----- Information supplied -----

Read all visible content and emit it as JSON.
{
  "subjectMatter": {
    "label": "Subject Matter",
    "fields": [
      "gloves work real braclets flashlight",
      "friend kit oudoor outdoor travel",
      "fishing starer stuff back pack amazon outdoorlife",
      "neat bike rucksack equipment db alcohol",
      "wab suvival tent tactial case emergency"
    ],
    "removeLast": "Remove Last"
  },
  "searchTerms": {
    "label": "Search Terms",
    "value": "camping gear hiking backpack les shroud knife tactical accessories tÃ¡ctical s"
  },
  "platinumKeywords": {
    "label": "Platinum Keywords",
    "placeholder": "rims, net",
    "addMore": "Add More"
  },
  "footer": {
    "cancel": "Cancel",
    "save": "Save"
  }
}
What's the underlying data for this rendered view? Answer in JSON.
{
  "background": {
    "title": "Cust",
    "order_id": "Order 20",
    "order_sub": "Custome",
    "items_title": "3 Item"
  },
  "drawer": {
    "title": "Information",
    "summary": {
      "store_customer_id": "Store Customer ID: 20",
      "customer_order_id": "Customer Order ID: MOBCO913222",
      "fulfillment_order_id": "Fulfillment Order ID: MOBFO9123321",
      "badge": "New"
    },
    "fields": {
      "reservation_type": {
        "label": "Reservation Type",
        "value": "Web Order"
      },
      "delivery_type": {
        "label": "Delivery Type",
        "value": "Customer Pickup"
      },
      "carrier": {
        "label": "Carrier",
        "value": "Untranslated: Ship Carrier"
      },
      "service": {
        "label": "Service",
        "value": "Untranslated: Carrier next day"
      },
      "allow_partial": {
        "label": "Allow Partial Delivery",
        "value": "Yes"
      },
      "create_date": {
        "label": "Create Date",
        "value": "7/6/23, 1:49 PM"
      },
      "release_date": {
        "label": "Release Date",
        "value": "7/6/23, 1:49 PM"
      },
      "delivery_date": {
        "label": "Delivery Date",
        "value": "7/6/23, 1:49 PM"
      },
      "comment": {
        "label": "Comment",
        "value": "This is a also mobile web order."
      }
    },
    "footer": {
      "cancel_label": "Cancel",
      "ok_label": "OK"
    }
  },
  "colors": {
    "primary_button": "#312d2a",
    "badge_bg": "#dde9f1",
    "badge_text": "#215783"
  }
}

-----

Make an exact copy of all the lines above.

Read all visible content and emit it as JSON.
{
  "subjectMatter": {
    "label": "Subject Matter",
    "fields": [
      "gloves work real braclets flashlight",
      "friend kit oudoor outdoor travel",
      "fishing starer stuff back pack amazon outdoorlife",
      "neat bike rucksack equipment db alcohol",
      "wab suvival tent tactial case emergency"
    ],
    "removeLast": "Remove Last"
  },
  "searchTerms": {
    "label": "Search Terms",
    "value": "camping gear hiking backpack les shroud knife tactical accessories tÃ¡ctical s"
  },
  "platinumKeywords": {
    "label": "Platinum Keywords",
    "placeholder": "rims, net",
    "addMore": "Add More"
  },
  "footer": {
    "cancel": "Cancel",
    "save": "Save"
  }
}
What's the underlying data for this rendered view? Answer in JSON.
{
  "background": {
    "title": "Cust",
    "order_id": "Order 20",
    "order_sub": "Custome",
    "items_title": "3 Item"
  },
  "drawer": {
    "title": "Information",
    "summary": {
      "store_customer_id": "Store Customer ID: 20",
      "customer_order_id": "Customer Order ID: MOBCO913222",
      "fulfillment_order_id": "Fulfillment Order ID: MOBFO9123321",
      "badge": "New"
    },
    "fields": {
      "reservation_type": {
        "label": "Reservation Type",
        "value": "Web Order"
      },
      "delivery_type": {
        "label": "Delivery Type",
        "value": "Customer Pickup"
      },
      "carrier": {
        "label": "Carrier",
        "value": "Untranslated: Ship Carrier"
      },
      "service": {
        "label": "Service",
        "value": "Untranslated: Carrier next day"
      },
      "allow_partial": {
        "label": "Allow Partial Delivery",
        "value": "Yes"
      },
      "create_date": {
        "label": "Create Date",
        "value": "7/6/23, 1:49 PM"
      },
      "release_date": {
        "label": "Release Date",
        "value": "7/6/23, 1:49 PM"
      },
      "delivery_date": {
        "label": "Delivery Date",
        "value": "7/6/23, 1:49 PM"
      },
      "comment": {
        "label": "Comment",
        "value": "This is a also mobile web order."
      }
    },
    "footer": {
      "cancel_label": "Cancel",
      "ok_label": "OK"
    }
  },
  "colors": {
    "primary_button": "#312d2a",
    "badge_bg": "#dde9f1",
    "badge_text": "#215783"
  }
}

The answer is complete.